Hello Eric, The public Galaxy test and main Tool Sheds are for sharing validated, functionally correct tools with the Galaxy community, not for developing them. As you've discovered, developing tools using the public Tool Sheds results in undesired behavior since you have restricted control over what can easily be eliminated from sharing. The primary reason for this is the Tool Shed's goal of reproducible analyses in galaxy. Any version of any Galaxy utility uploaded to the public Tool Shed will always be available for installation into Galaxy. This is the behavior you've seen when changing dependency versions, and similar behavior results when any Galaxy utility (tools, custom datatypes, Galaxy Data Managers, etc) version is changed.
Instead of using the public Galaxy Tool Sheds for development, you should be using a local development Tool Shed as a complementary component to your local Galaxy development environment. The general steps in the development process are: Set up a local development Tool Shed - see the "Hosting Your Own Tool Shed for Developing Galaxy Tools and Utilities" section of: http://gregvonkuster.org/galaxy-tool-shed-introduction/ Export repositories containing validated tool dependencies from the main Galaxy Tool Shed into a capsule - see http://gregvonkuster.org/galaxy-tool-shed-leveraging-community-contributions-repository-capsules/ Import the capsule into your local Tool Shed. Create an empty repository in your local Tool Shed to contain the new Galaxy tool. Develop your tool in your local Galaxy environment, using the local Tool Shed as a source code repository if necessary. When development is finished, make sure the finished tool is available in hyour local Tool Shed's repository and execute your local Tool Shed's Install and Test framework to validate the tool - see the "Using the Install and Test Framework With a Local Tool Shed" section of: http://gregvonkuster.org/galaxy-tool-shed-certifying-repositories-install-test-framework/ Export the repository containing the tool from your local Tool Shed. Import the repository containing the tool into the test and main Galaxy Tool Sheds for additional validation and sharing. Greg Von Kuster On Jun 24, 2014, at 8:15 AM, Eric Kuyt <eric.ku...@wur.nl> wrote: > Hi All, > > I am playing around with putting a tool in testtoolshed. Now when changes to > dependency versions are detected, the toolshed detects a new version and a > dropdown is created. > > but sometimes I do not want this behavior when the first version was > erroneous for example. I tried hg strip on the repository and pushing it back > to the testtoolshed but sadly it didn't result in a clean repository but a > multi-headered mess. > > Is there a way to cleanup the remote repository and start over. And what > would be a cleaner way to develop tools on a toolshed still making use of > repository dependencies? > > Thanks, > > Eric > ___________________________________________________________ > Please keep all replies on the list by using "reply all" > in your mail client. To manage your subscriptions to this > and other Galaxy lists, please use the interface at: > http://lists.bx.psu.edu/ > > To search Galaxy mailing lists use the unified search at: > http://galaxyproject.org/search/mailinglists/

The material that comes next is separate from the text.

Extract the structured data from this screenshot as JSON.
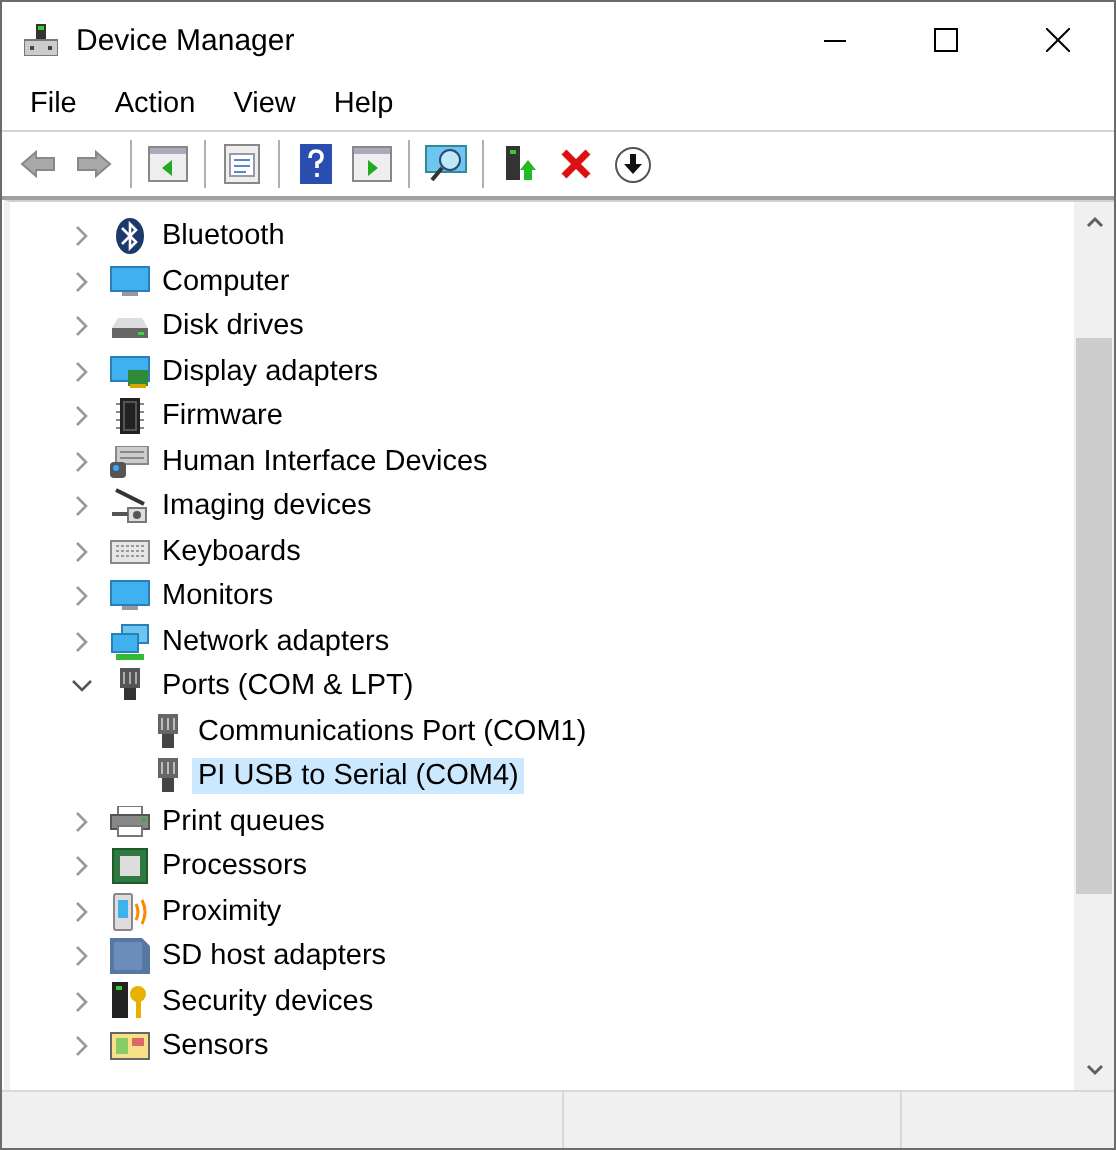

___________________________________________________________ Please keep all replies on the list by using "reply all" in your mail client. To manage your subscriptions to this and other Galaxy lists, please use the interface at: http://lists.bx.psu.edu/ To search Galaxy mailing lists use the unified search at: http://galaxyproject.org/search/mailinglists/